Survey Reveals Need for Autism-Focused Job Training

By Cristina Mestre

A recent Pennsylvania Autism Survey indicates that the need for job training services for those with autism spectrum disorders (ASD) has increased dramatically in the past 20 years

About 85 percent of people on the autism spectrum are unemployed or underemployed, meaning that they are unable to work, unable to find work, working for marginally lower wages than their experience should merit, or working in positions not appropriate to their intelligence and/or ability. The survey also found:

More than 80 percent of survey responders said that finding employment opportunities was very or somewhat difficult, and 73 percent reported that most of the difficulty fell in the category of getting an interview.
 More than 75 percent of employed ASD adults reported some type of discrimination with underutilization of skills being the most common.

Here, we ask John McGonigle, Ph.D., assistant professor of Psychiatry, University of Pittsburgh School of Medicine, and director of the Center for Autism and Developmental Disorders at Western Psychiatric Institute and Clinic, to answer a few autism and employment questions for us.

Q: What are some of the ASD-related challenges to finding (and maintaining) employment?
A: Individuals with ASD have the ability, passion and desire to work; however, they continue to be faced with many challenges that can hinder a successful job experience.

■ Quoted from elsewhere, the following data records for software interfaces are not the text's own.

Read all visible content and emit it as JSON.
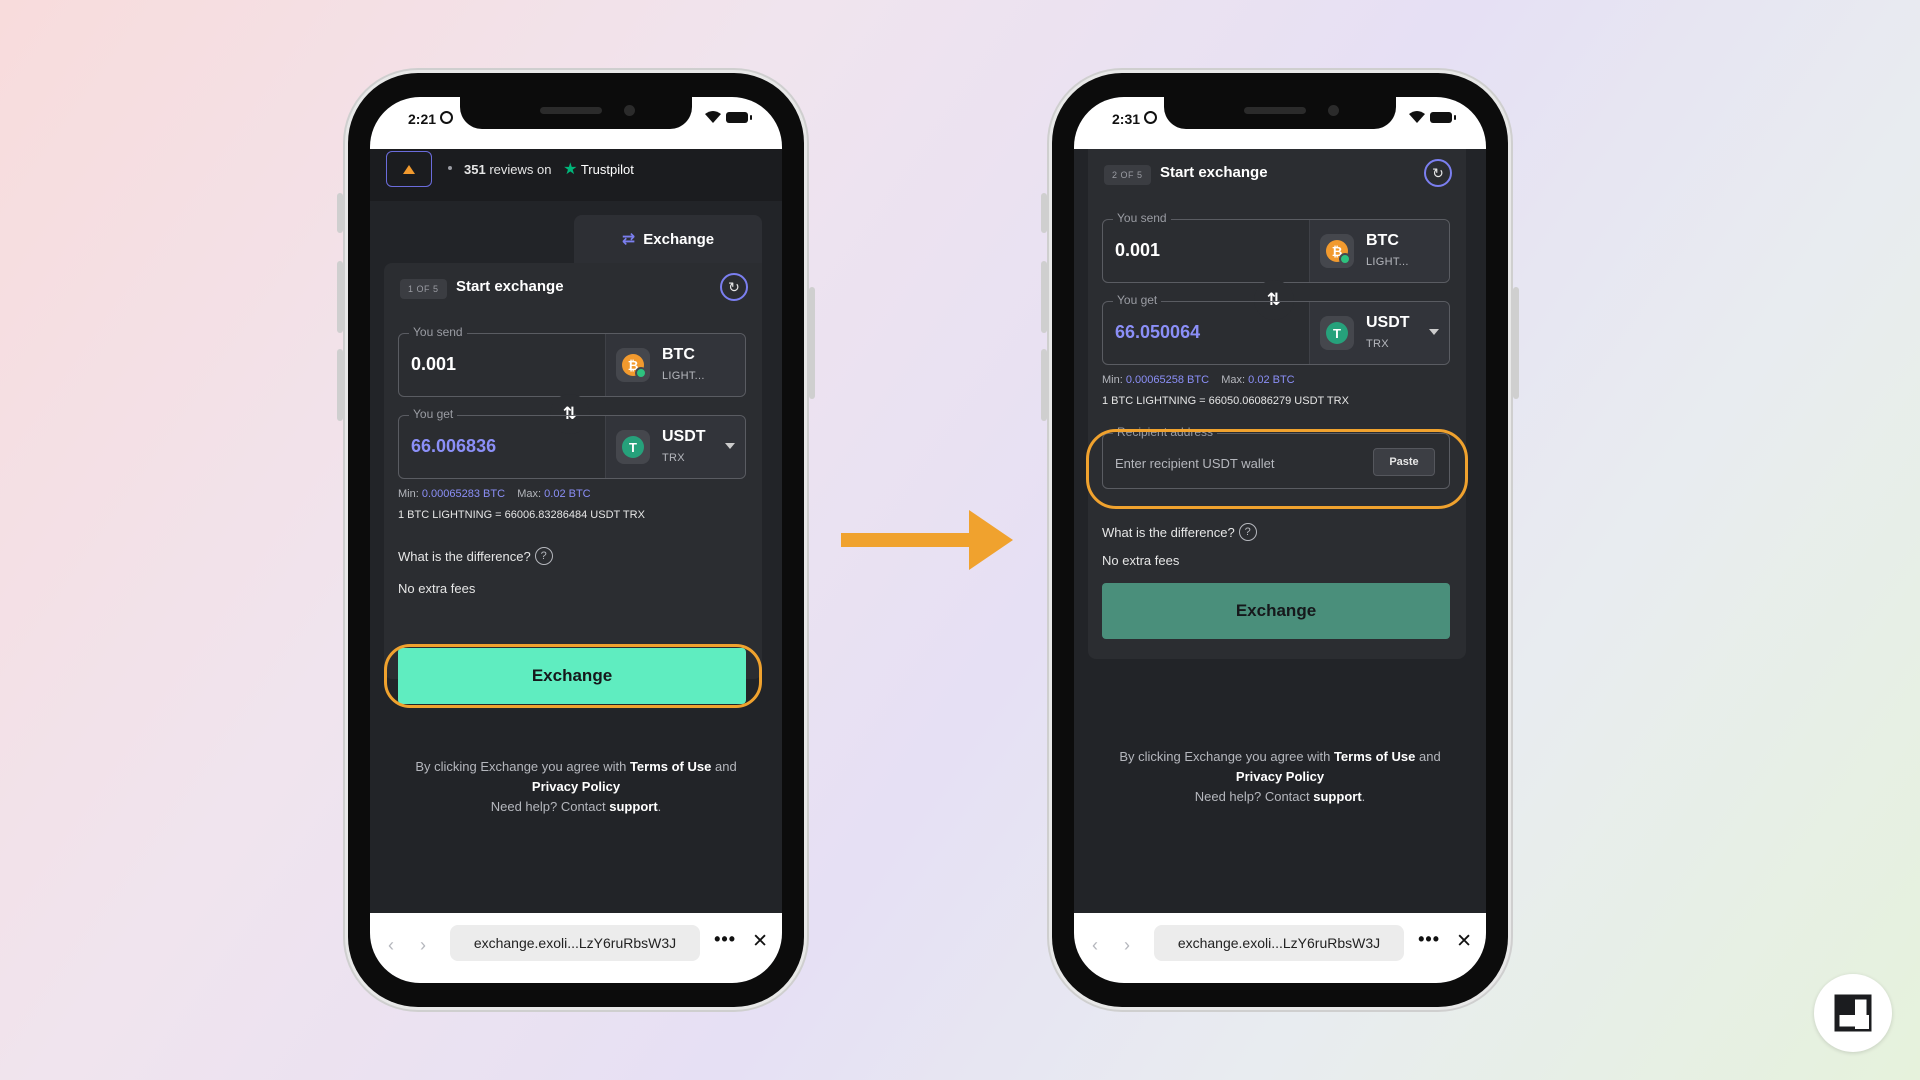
{
  "left": {
    "status": {
      "time": "2:21"
    },
    "header": {
      "reviews_count": "351",
      "reviews_text": "reviews on",
      "trustpilot": "Trustpilot"
    },
    "tab": {
      "label": "Exchange"
    },
    "step": {
      "badge": "1 OF 5",
      "title": "Start exchange"
    },
    "send": {
      "legend": "You send",
      "amount": "0.001",
      "coin": "BTC",
      "network": "LIGHT..."
    },
    "get": {
      "legend": "You get",
      "amount": "66.006836",
      "coin": "USDT",
      "network": "TRX"
    },
    "limits": {
      "min_label": "Min:",
      "min_value": "0.00065283 BTC",
      "max_label": "Max:",
      "max_value": "0.02 BTC"
    },
    "rate": "1 BTC LIGHTNING = 66006.83286484 USDT TRX",
    "difference": "What is the difference?",
    "fees": "No extra fees",
    "exchange_button": "Exchange",
    "terms": {
      "prefix": "By clicking Exchange you agree with",
      "terms_link": "Terms of Use",
      "and": "and",
      "privacy_link": "Privacy Policy",
      "help": "Need help? Contact",
      "support_link": "support",
      "period": "."
    },
    "browser": {
      "url": "exchange.exoli...LzY6ruRbsW3J"
    }
  },
  "right": {
    "status": {
      "time": "2:31"
    },
    "step": {
      "badge": "2 OF 5",
      "title": "Start exchange"
    },
    "send": {
      "legend": "You send",
      "amount": "0.001",
      "coin": "BTC",
      "network": "LIGHT..."
    },
    "get": {
      "legend": "You get",
      "amount": "66.050064",
      "coin": "USDT",
      "network": "TRX"
    },
    "limits": {
      "min_label": "Min:",
      "min_value": "0.00065258 BTC",
      "max_label": "Max:",
      "max_value": "0.02 BTC"
    },
    "rate": "1 BTC LIGHTNING = 66050.06086279 USDT TRX",
    "recipient": {
      "legend": "Recipient address",
      "placeholder": "Enter recipient USDT wallet",
      "paste": "Paste"
    },
    "difference": "What is the difference?",
    "fees": "No extra fees",
    "exchange_button": "Exchange",
    "terms": {
      "prefix": "By clicking Exchange you agree with",
      "terms_link": "Terms of Use",
      "and": "and",
      "privacy_link": "Privacy Policy",
      "help": "Need help? Contact",
      "support_link": "support",
      "period": "."
    },
    "browser": {
      "url": "exchange.exoli...LzY6ruRbsW3J"
    }
  },
  "colors": {
    "highlight": "#f0a22e",
    "accent_purple": "#8b8ff7",
    "exchange_active": "#5fedc0",
    "exchange_disabled": "#4a8f7b",
    "btc": "#f29a2e",
    "usdt": "#26a17b"
  },
  "icons": [
    "arrow-right-icon",
    "swap-icon",
    "refresh-icon",
    "help-icon",
    "more-icon",
    "close-icon",
    "back-icon",
    "forward-icon",
    "brand-logo-icon"
  ]
}
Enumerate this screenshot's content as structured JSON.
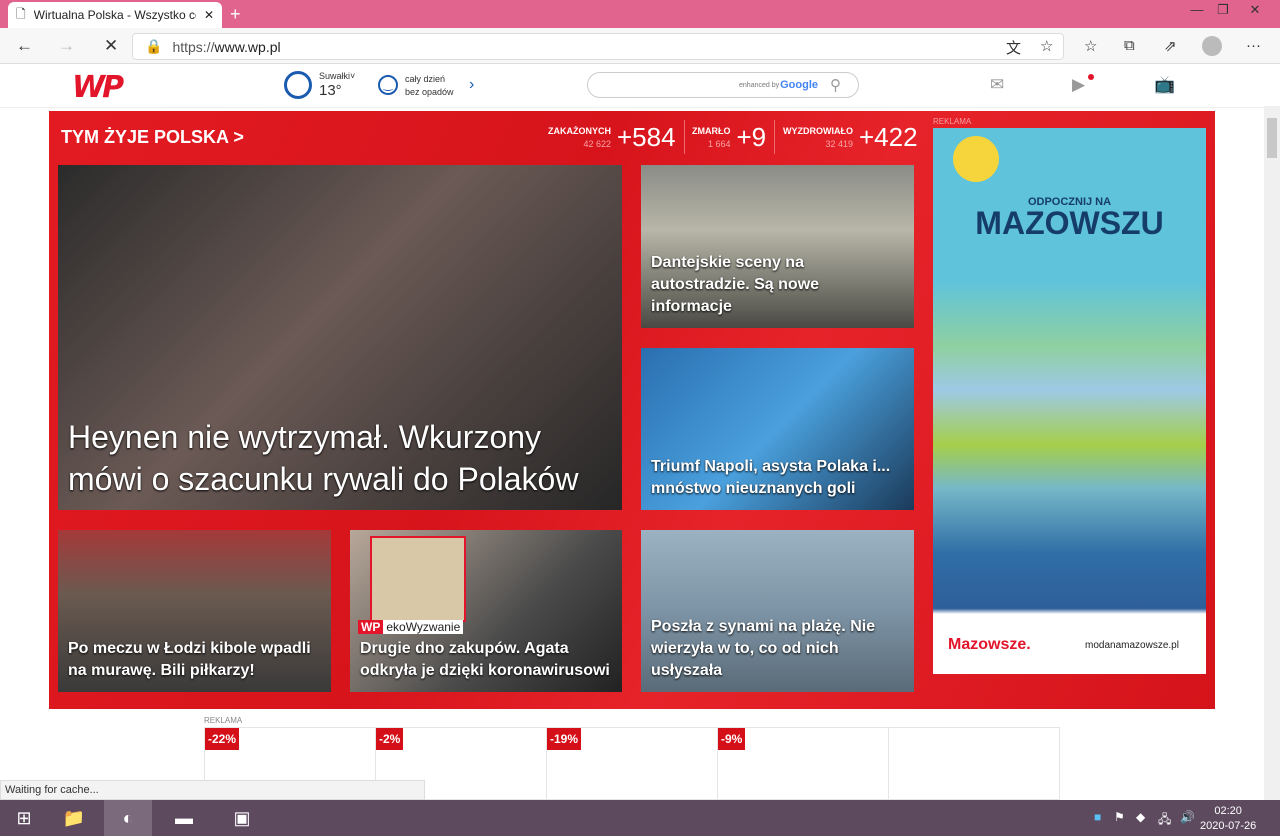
{
  "browser": {
    "tab_title": "Wirtualna Polska - Wszystko co w",
    "url_prefix": "https://",
    "url_host": "www.wp.pl",
    "status": "Waiting for cache..."
  },
  "header": {
    "logo": "WP",
    "weather_city": "Suwałki",
    "temperature": "13°",
    "forecast_line1": "cały dzień",
    "forecast_line2": "bez opadów",
    "search_brand_prefix": "enhanced by",
    "search_brand": "Google"
  },
  "section": {
    "title": "TYM ŻYJE POLSKA >",
    "stats": [
      {
        "label": "ZAKAŻONYCH",
        "total": "42 622",
        "delta": "+584"
      },
      {
        "label": "ZMARŁO",
        "total": "1 664",
        "delta": "+9"
      },
      {
        "label": "WYZDROWIAŁO",
        "total": "32 419",
        "delta": "+422"
      }
    ]
  },
  "tiles": [
    {
      "caption": "Heynen nie wytrzymał. Wkurzony mówi o szacunku rywali do Polaków"
    },
    {
      "caption": "Dantejskie sceny na autostradzie. Są nowe informacje"
    },
    {
      "caption": "Triumf Napoli, asysta Polaka i... mnóstwo nieuznanych goli"
    },
    {
      "caption": "Po meczu w Łodzi kibole wpadli na murawę. Bili piłkarzy!"
    },
    {
      "caption": "Drugie dno zakupów. Agata odkryła je dzięki koronawirusowi",
      "badge_wp": "WP",
      "badge": "ekoWyzwanie"
    },
    {
      "caption": "Poszła z synami na plażę. Nie wierzyła w to, co od nich usłyszała"
    }
  ],
  "ad": {
    "label": "REKLAMA",
    "line1": "ODPOCZNIJ NA",
    "line2": "MAZOWSZU",
    "brand": "Mazowsze.",
    "url": "modanamazowsze.pl"
  },
  "shop": {
    "label": "REKLAMA",
    "discounts": [
      "-22%",
      "-2%",
      "-19%",
      "-9%"
    ]
  },
  "taskbar": {
    "time": "02:20",
    "date": "2020-07-26"
  },
  "colors": {
    "brand_red": "#e2152b",
    "tab_bar": "#e0648e",
    "taskbar": "#5d4a5f"
  }
}
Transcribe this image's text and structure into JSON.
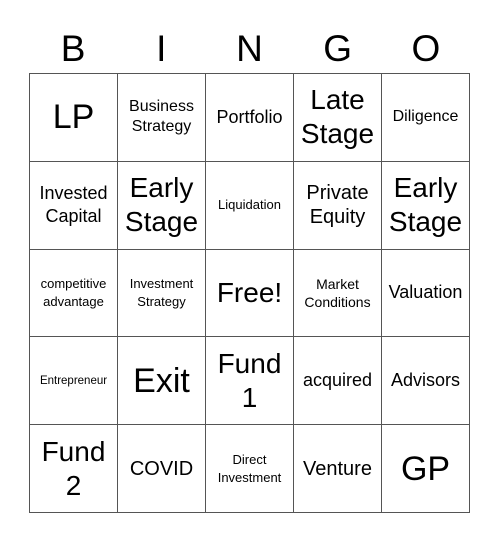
{
  "header": {
    "letters": [
      "B",
      "I",
      "N",
      "G",
      "O"
    ]
  },
  "cells": [
    [
      "LP",
      "Business Strategy",
      "Portfolio",
      "Late Stage",
      "Diligence"
    ],
    [
      "Invested Capital",
      "Early Stage",
      "Liquidation",
      "Private Equity",
      "Early Stage"
    ],
    [
      "competitive advantage",
      "Investment Strategy",
      "Free!",
      "Market Conditions",
      "Valuation"
    ],
    [
      "Entrepreneur",
      "Exit",
      "Fund 1",
      "acquired",
      "Advisors"
    ],
    [
      "Fund 2",
      "COVID",
      "Direct Investment",
      "Venture",
      "GP"
    ]
  ]
}
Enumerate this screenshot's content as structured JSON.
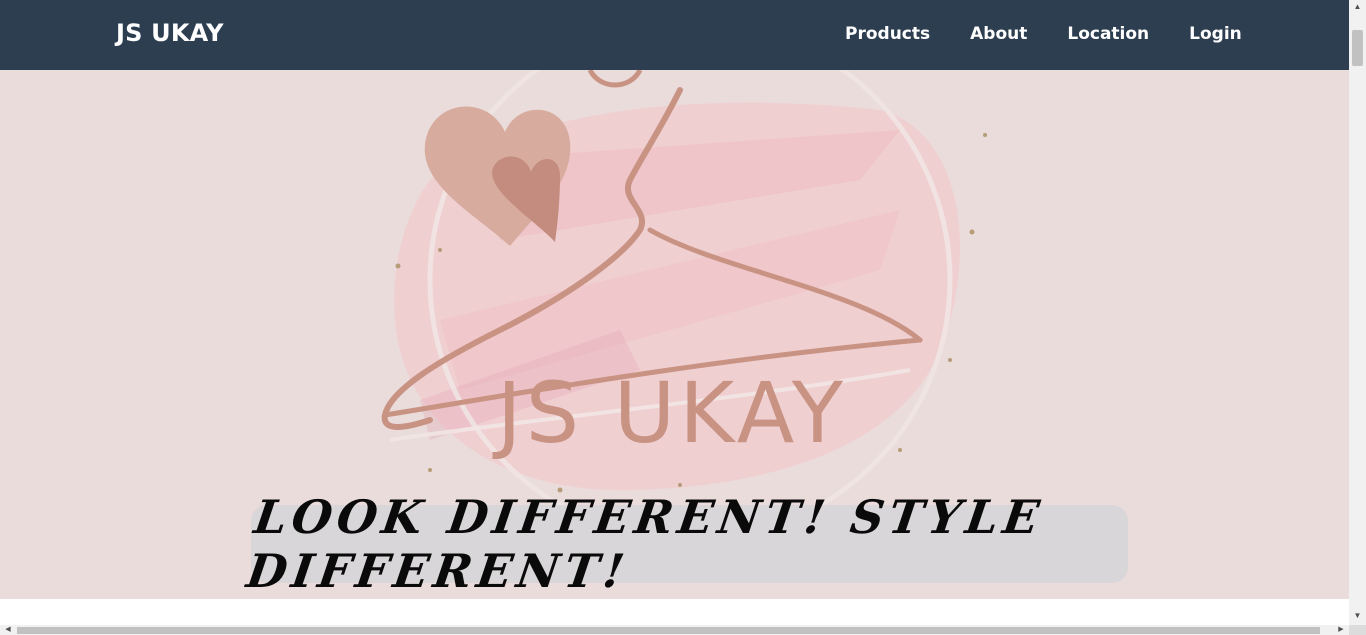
{
  "navbar": {
    "brand": "JS UKAY",
    "links": [
      {
        "label": "Products"
      },
      {
        "label": "About"
      },
      {
        "label": "Location"
      },
      {
        "label": "Login"
      }
    ]
  },
  "hero": {
    "logo_text": "JS UKAY",
    "slogan": "LOOK DIFFERENT! STYLE DIFFERENT!"
  },
  "colors": {
    "navbar_bg": "#2c3e50",
    "hero_bg": "#e9dcda",
    "logo_brown": "#c99384",
    "slogan_box": "#d8d6d8"
  },
  "icons": {
    "scroll_up": "triangle-up",
    "scroll_down": "triangle-down",
    "scroll_left": "triangle-left",
    "scroll_right": "triangle-right"
  }
}
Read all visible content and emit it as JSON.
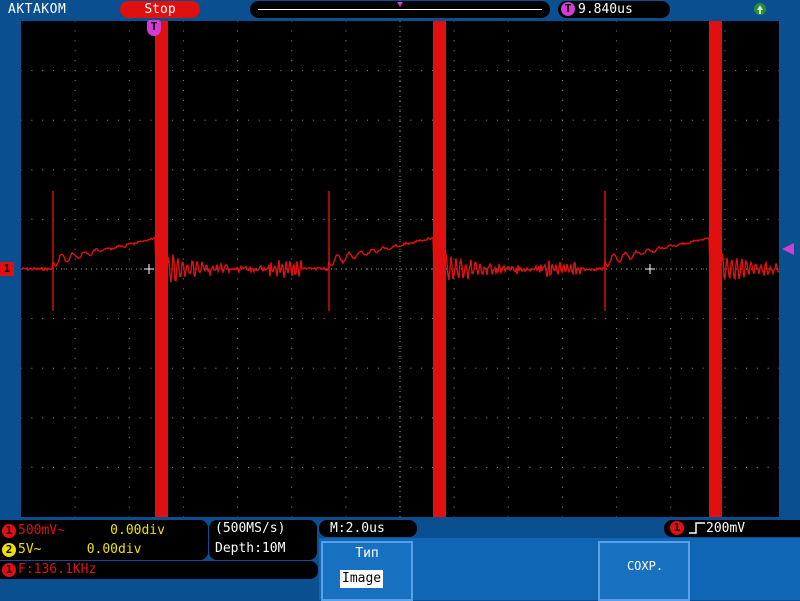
{
  "topbar": {
    "brand": "AKTAKOM",
    "status": "Stop",
    "trigger_position": "9.840us"
  },
  "markers": {
    "trigger": "T",
    "channel1": "1"
  },
  "channels": {
    "ch1": {
      "number": "1",
      "scale": "500mV~",
      "offset": "0.00div",
      "color": "#e01010"
    },
    "ch2": {
      "number": "2",
      "scale": "5V~",
      "offset": "0.00div",
      "color": "#f0e000"
    }
  },
  "acquisition": {
    "sample_rate": "(500MS/s)",
    "depth": "Depth:10M"
  },
  "measurement": {
    "channel": "1",
    "frequency": "F:136.1KHz"
  },
  "timebase": "M:2.0us",
  "trigger": {
    "channel": "1",
    "level": "200mV"
  },
  "menu": {
    "type_label": "Тип",
    "type_value": "Image",
    "save_label": "СОХР."
  },
  "colors": {
    "trace": "#e01010",
    "trigger": "#d23cd2",
    "background": "#0a4f8f"
  }
}
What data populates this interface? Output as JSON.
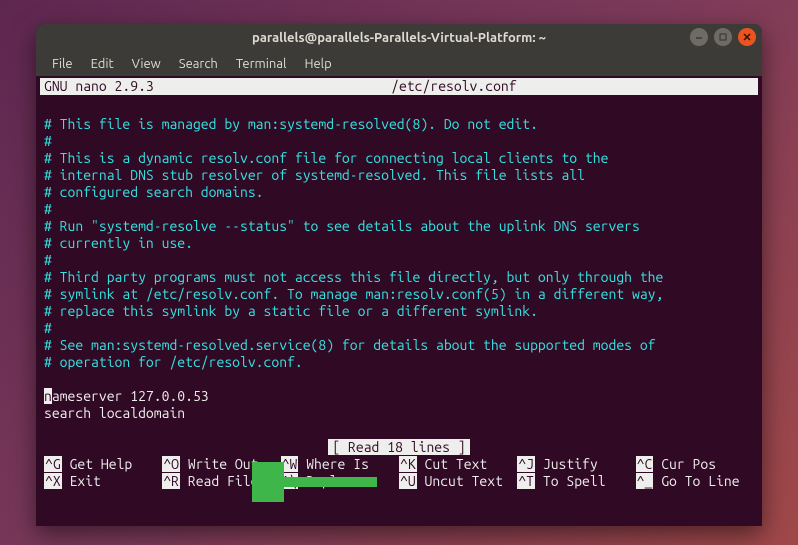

The social and communication challenges associated with autism are significant and affect all aspects of job seeking. For example, individuals with ASD may struggle with: creating a resume; filling out applications; setting up an interview; understanding verbal directives; presenting their areas of strength; answering “honestly” no matter what the question; reading subtle social cues and tone of voice; wearing appropriate attire; anticipating the interviewer’s questions; following up after the interview; or, negotiating a salary and start date.

Q: Are employers usually aware of employees’ ASD-related challenges?
A: Unfortunately, no. Due to a lack of employer awareness, as well as some individuals’ interest to maintain privacy, a potential employee often does not disclose his diagnosis during an interview or once he/she has been given the job - if the individual can successfully navigate the social nuances of an interview - for fear of discrimination and scrutiny.
But this can be problematic because employers often cannot provide accommodations or learn how best to support individuals with ASD if they are not aware of the social and communication differences at play.
An added challenge is the upcoming DSM-5 changes in May of this year; both autism and Asperger’s will soon be defined as ASD, meaning that employees with Asperger’s or autism will now be diagnosed as being on the autism spectrum.  These changes will require education for employers.
Q: What can be done to improve employment outcomes for individuals with ASD?
A: As rates of adults with ASD rise, so does the need for understanding and aware employers who are willing to make nontraditional accommodations such as permitting workers to wear ear buds or headphones to drown out extraneous sound, or allowing flexible schedules or working from home.

Successful employment outcomes require pulling together resources for the individual and the employer that highlight the special talents, skills, and ability of the employee with ASD and designing a work environment with supports to ensure success.

Q: What kind of resources exist here at home to help those with ASD find jobs?
A: The Vocational Training Center and Supported Employment Program of Western Psychiatric Institute and Clinic of UPMC provide skills training, work practice, job coaching and employment opportunities for individuals with Autism Spectrum Disorder and other developmental disabilities.